Monday, March 29, 2004

libstdc++ and compatibility

I've been studying the C/C++ build and I think I learned some things:
  • glibc is inextricably linked with the Linux operating system. You can't run with a new glibc.
  • LD_LIBRARY_PATH can affect libc, but cannot affect ( It seems you can get around this with chroot, but then you have other problems.
  • glibc 2.3.2 has the symbol GLIBC_PRIVATE which is in, but not inld-2.2.x.
  • libstdc++ 3.2 (it comes with g++ 3.2) requires glibc 2.3. Redhat 7 ships with 2.2 or earlier. See previous point. You cannot take a libstdc++ from Redhat 9 and run it on Redhat 7 unless you upgrade glibc and just about everything else in the OS, at which point it's not really Redhat 7.
  • libstdc++ is more than STL. It's the C++ runtime and STL. Therefore STLport can never replace libstdc++.
  • I can chroot with Redhat 7 (actually Mandrake 8) and get my Redhat 9 compiled binary and libstdc++ 3.2 shared object. However, once I do that I can't do things like read /proc or modify /etc which is something we need to do.
  • Starting with g++ 3.2, libstdc++ is attempting to be forward/backwards compatible in its ABI where possible. At this point compatibility was completely broken.
  • Redhat 9 ships with compat-libstdc++ which contains the C++ runtime libraries for gcc 2.96 as used in Redhat 7.3. This means C++ stuff compiled on Redhat 7 will work on Redhat 9, but only when this package is installed.
  • glibc works very well forward/backwards compatibility-wise, with the GLIBC_2.0,GLIBC_2.1, etc. symbols. If you build a binary that is C only, it's probably going to run anywhere, as long as it's glibc v2 or better, preferably glibc v2.1.
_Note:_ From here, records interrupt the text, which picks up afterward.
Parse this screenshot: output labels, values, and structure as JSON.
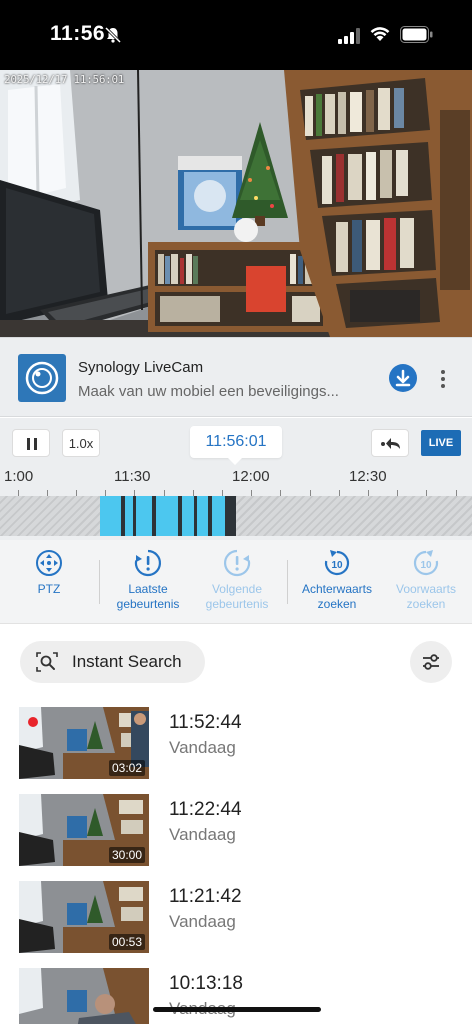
{
  "status_bar": {
    "time": "11:56"
  },
  "video": {
    "timestamp": "2025/12/17 11:56:01"
  },
  "banner": {
    "title": "Synology LiveCam",
    "subtitle": "Maak van uw mobiel een beveiligings..."
  },
  "controls": {
    "speed": "1.0x",
    "current_time": "11:56:01",
    "live_label": "LIVE"
  },
  "timeline": {
    "ticks": [
      "1:00",
      "11:30",
      "12:00",
      "12:30"
    ]
  },
  "actions": [
    {
      "label": "PTZ",
      "state": "active",
      "icon": "ptz-icon"
    },
    {
      "label": "Laatste gebeurtenis",
      "state": "active",
      "icon": "alert-icon"
    },
    {
      "label": "Volgende gebeurtenis",
      "state": "disabled",
      "icon": "next-event-icon"
    },
    {
      "label": "Achterwaarts zoeken",
      "state": "active",
      "icon": "rewind-10-icon"
    },
    {
      "label": "Voorwaarts zoeken",
      "state": "disabled",
      "icon": "forward-10-icon"
    }
  ],
  "search": {
    "label": "Instant Search"
  },
  "events": [
    {
      "time": "11:52:44",
      "day": "Vandaag",
      "duration": "03:02",
      "recording": true
    },
    {
      "time": "11:22:44",
      "day": "Vandaag",
      "duration": "30:00",
      "recording": false
    },
    {
      "time": "11:21:42",
      "day": "Vandaag",
      "duration": "00:53",
      "recording": false
    },
    {
      "time": "10:13:18",
      "day": "Vandaag",
      "duration": "",
      "recording": false
    }
  ],
  "colors": {
    "accent": "#2574c4",
    "recording": "#4cc7ef",
    "live": "#1d6cb5"
  }
}
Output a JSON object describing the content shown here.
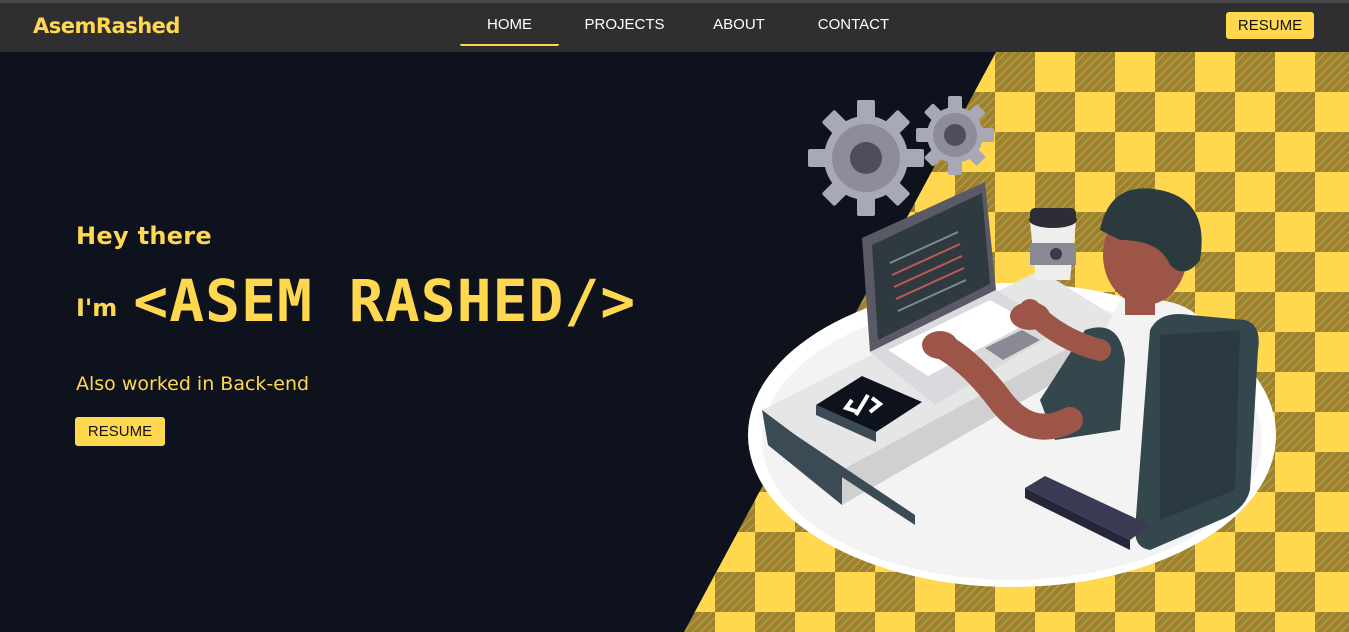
{
  "nav": {
    "brand": "AsemRashed",
    "links": [
      {
        "label": "HOME",
        "active": true
      },
      {
        "label": "PROJECTS",
        "active": false
      },
      {
        "label": "ABOUT",
        "active": false
      },
      {
        "label": "CONTACT",
        "active": false
      }
    ],
    "resume_label": "RESUME"
  },
  "hero": {
    "greeting": "Hey there",
    "intro_prefix": "I'm",
    "name": "<ASEM RASHED/>",
    "tagline": "Also worked in Back-end",
    "resume_label": "RESUME"
  },
  "colors": {
    "accent": "#ffd84f",
    "background": "#0d121d",
    "navbar": "#2f2f31",
    "checker_dark": "#9b8232"
  },
  "illustration": {
    "subject": "developer-at-laptop",
    "icons": [
      "gear-icon",
      "gear-icon",
      "coffee-cup-icon",
      "code-book-icon"
    ]
  }
}
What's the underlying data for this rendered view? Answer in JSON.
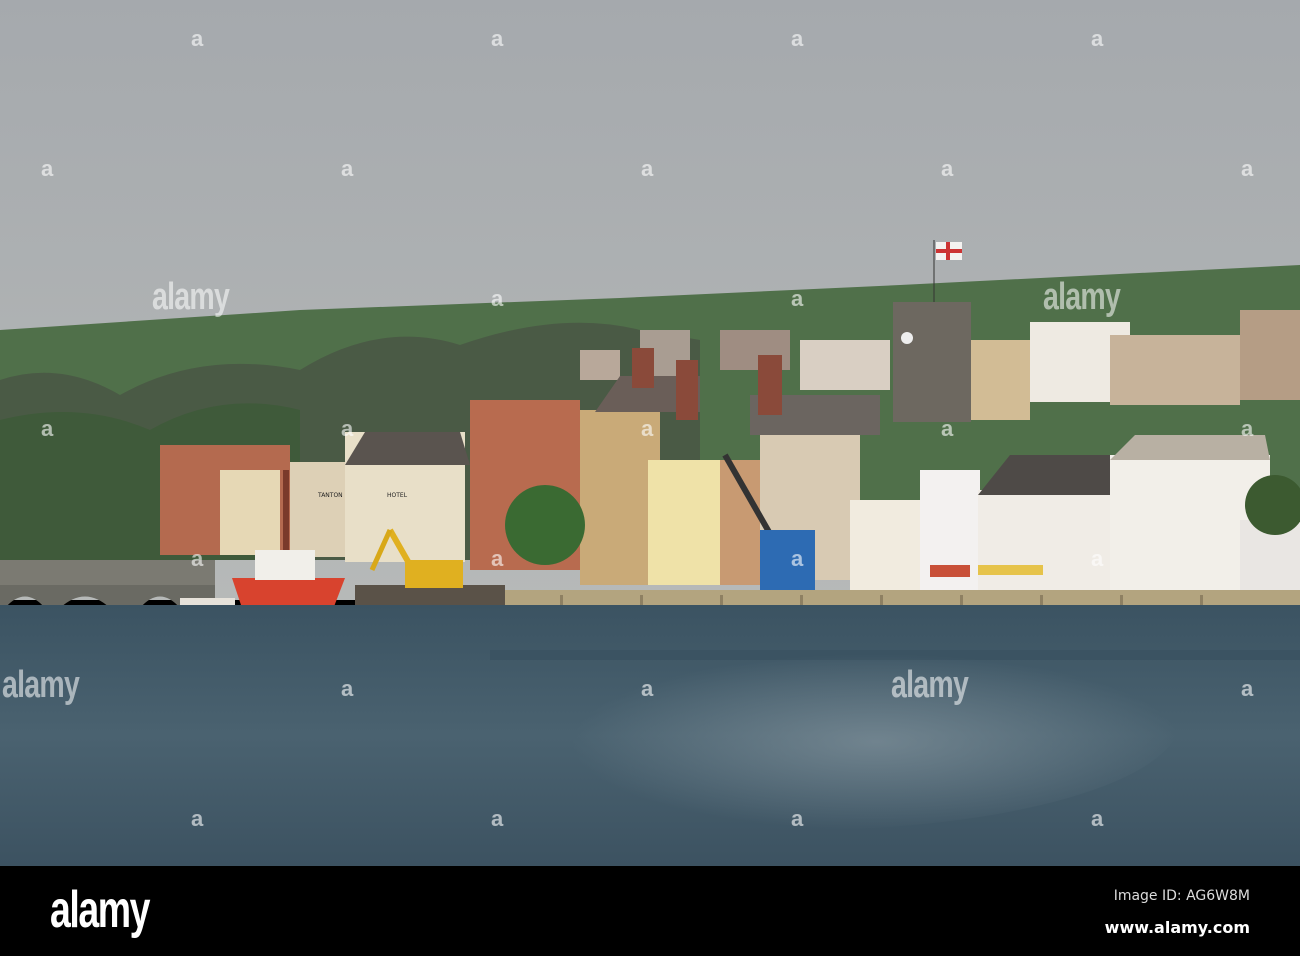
{
  "photo": {
    "description_sign_1": "TANTON",
    "description_sign_2": "HOTEL"
  },
  "watermark": {
    "text": "alamy",
    "mark": "a"
  },
  "footer": {
    "logo": "alamy",
    "image_id": "Image ID: AG6W8M",
    "website": "www.alamy.com"
  },
  "colors": {
    "sky": "#a9adb0",
    "hill": "#4e6a44",
    "water": "#3d5462",
    "boat": "#d8432e",
    "quay": "#b3a47f"
  }
}
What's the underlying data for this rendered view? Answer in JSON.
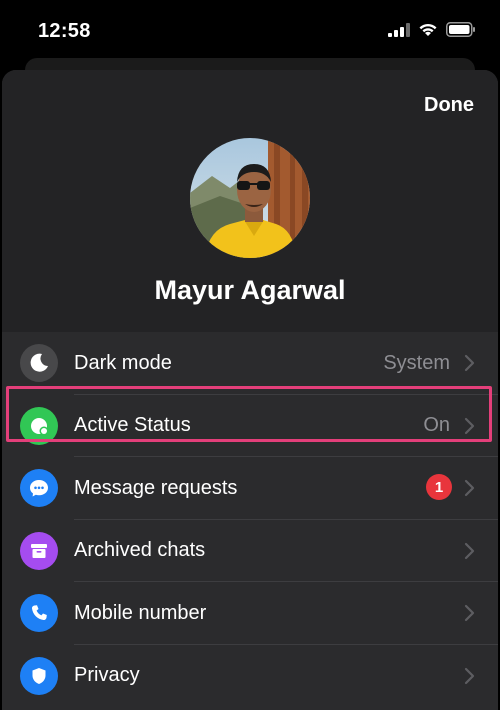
{
  "status_bar": {
    "time": "12:58"
  },
  "header": {
    "done_label": "Done"
  },
  "profile": {
    "name": "Mayur Agarwal"
  },
  "settings": [
    {
      "label": "Dark mode",
      "value": "System",
      "icon": "moon-icon",
      "icon_color": "#48484a"
    },
    {
      "label": "Active Status",
      "value": "On",
      "icon": "active-status-icon",
      "icon_color": "#31c755"
    },
    {
      "label": "Message requests",
      "badge": "1",
      "icon": "message-bubble-icon",
      "icon_color": "#1e80f5",
      "highlighted": true
    },
    {
      "label": "Archived chats",
      "icon": "archive-box-icon",
      "icon_color": "#a54cf0"
    },
    {
      "label": "Mobile number",
      "icon": "phone-icon",
      "icon_color": "#1e80f5"
    },
    {
      "label": "Privacy",
      "icon": "shield-icon",
      "icon_color": "#1e80f5"
    }
  ],
  "colors": {
    "highlight_border": "#e43f7a",
    "badge": "#e8353c",
    "secondary_text": "#8e8e93"
  }
}
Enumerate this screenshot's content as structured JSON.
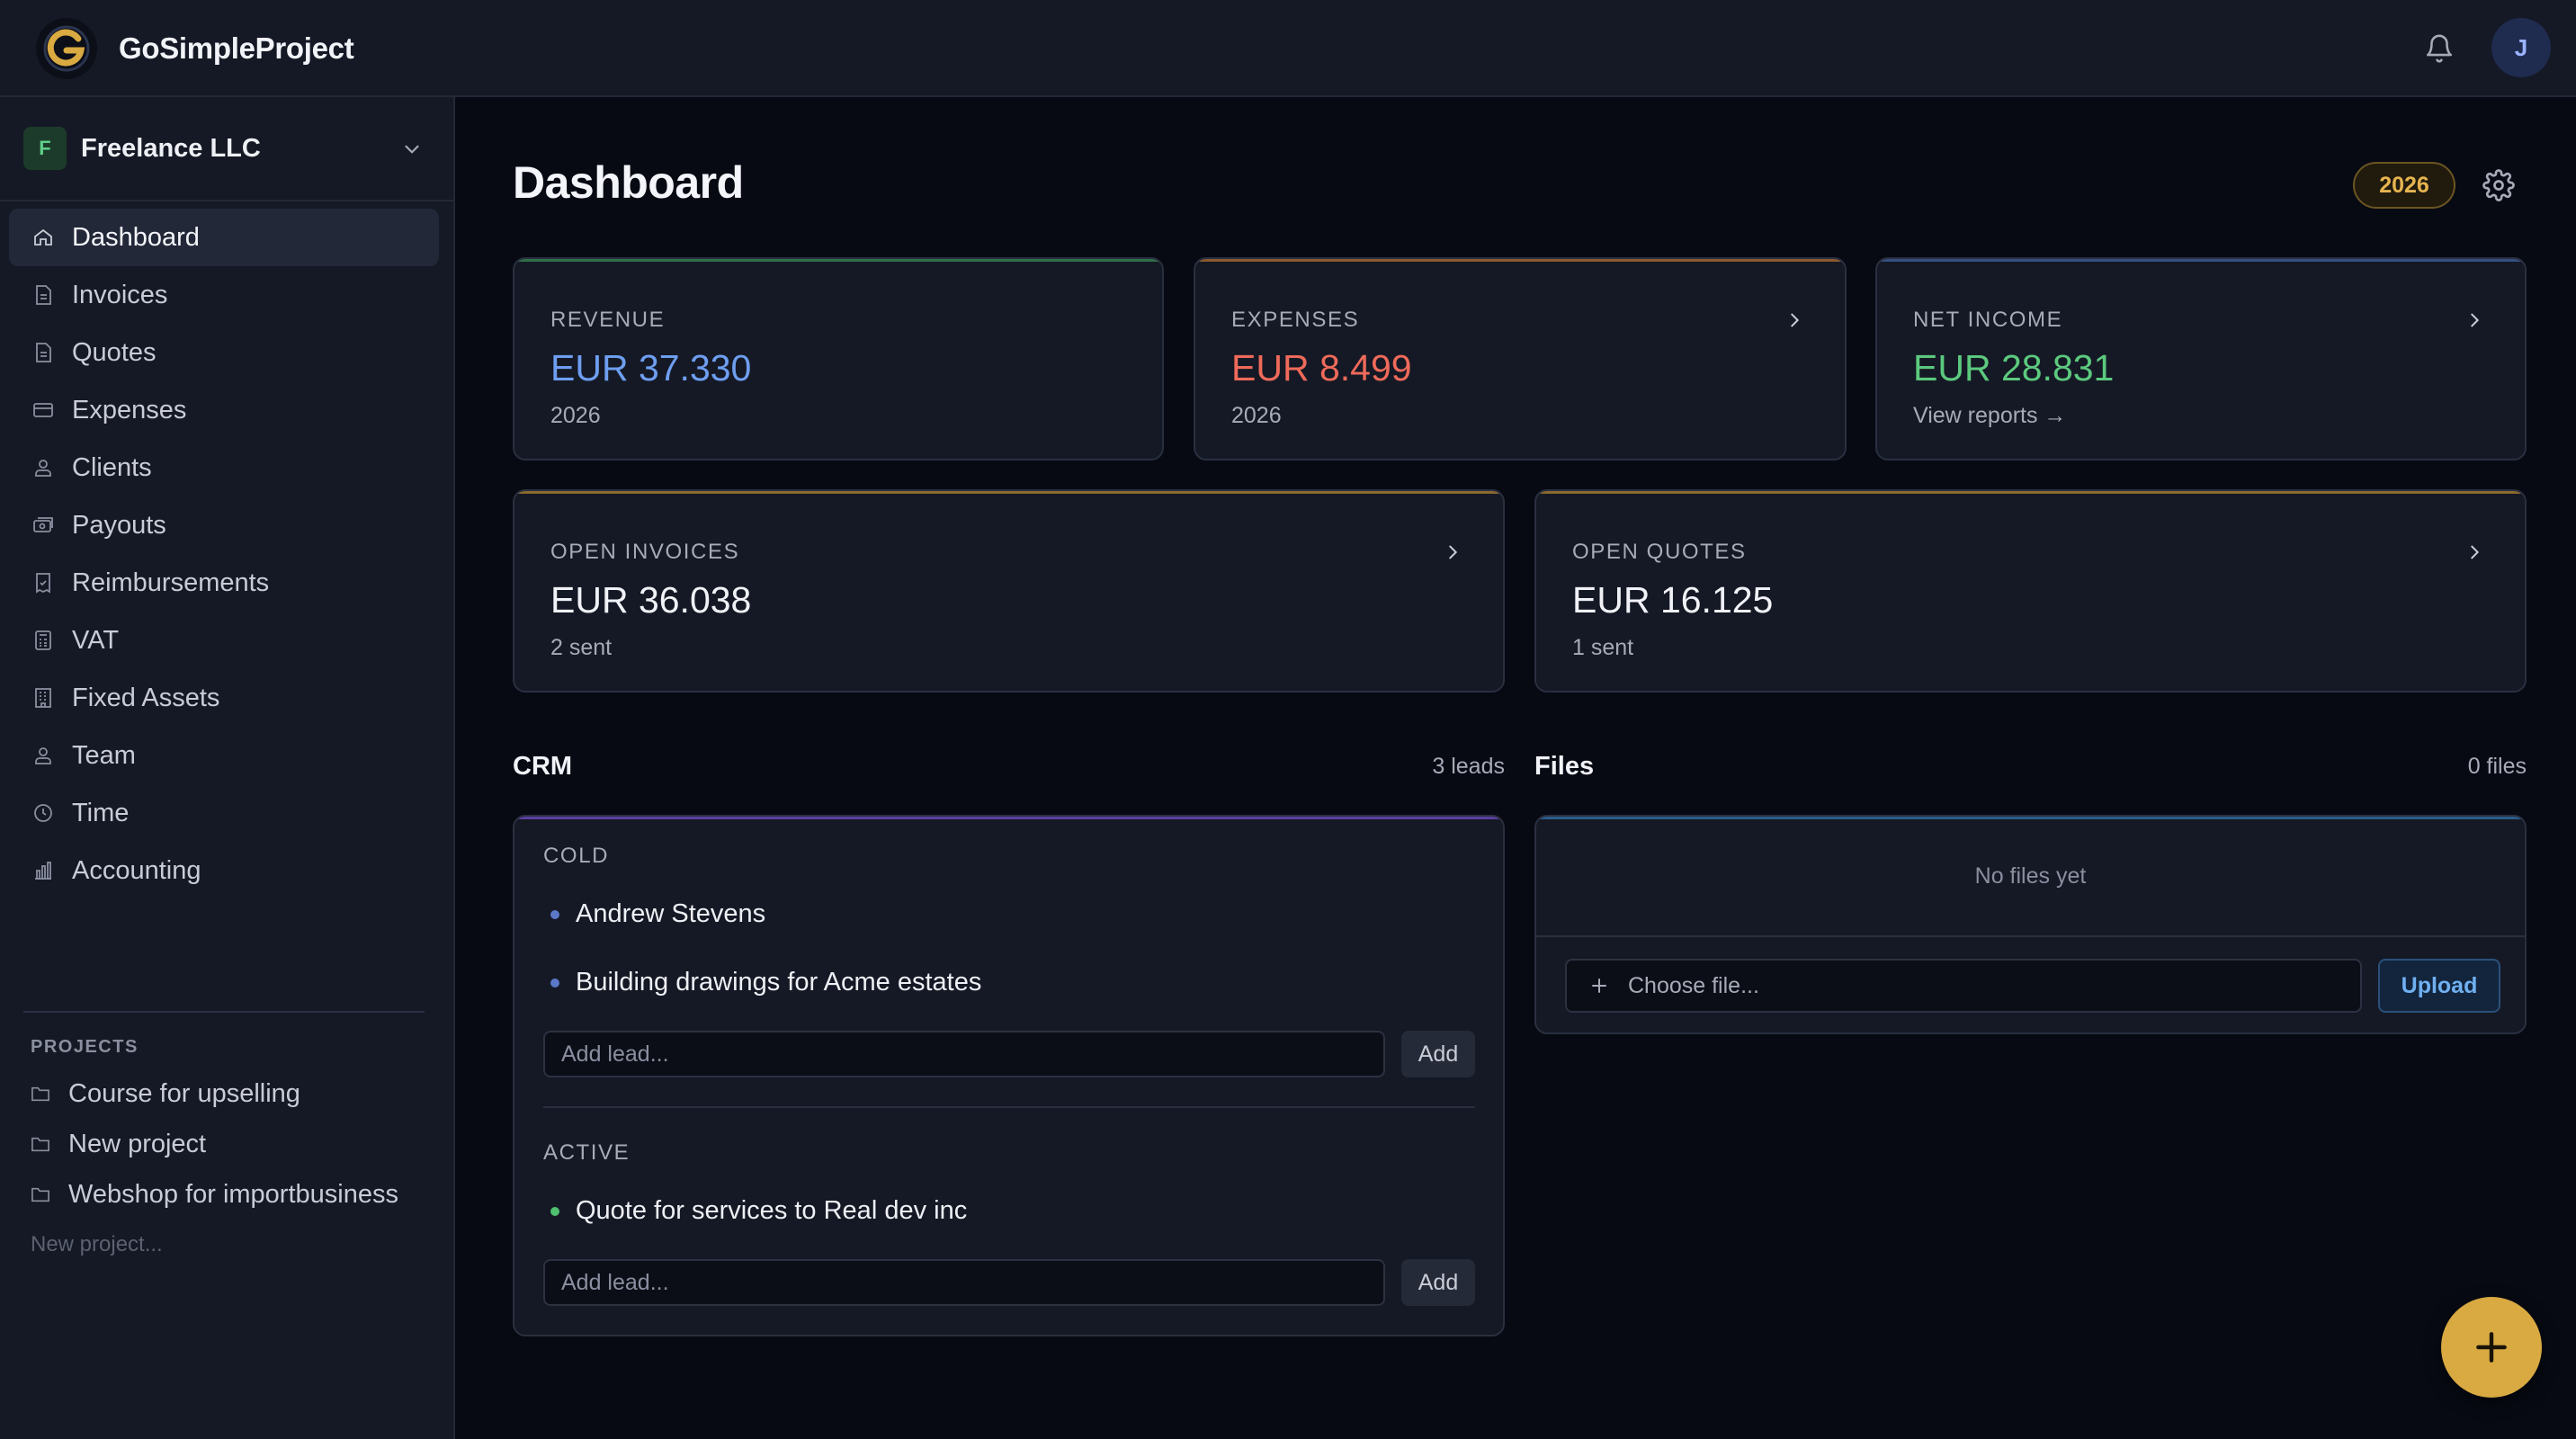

  • It is impossible to statically link libstdc++ into an executable when exceptions are thrown/caught. This is because symbols such as _Unwind_DeleteExceptionexist in but do not exist in libgcc.a.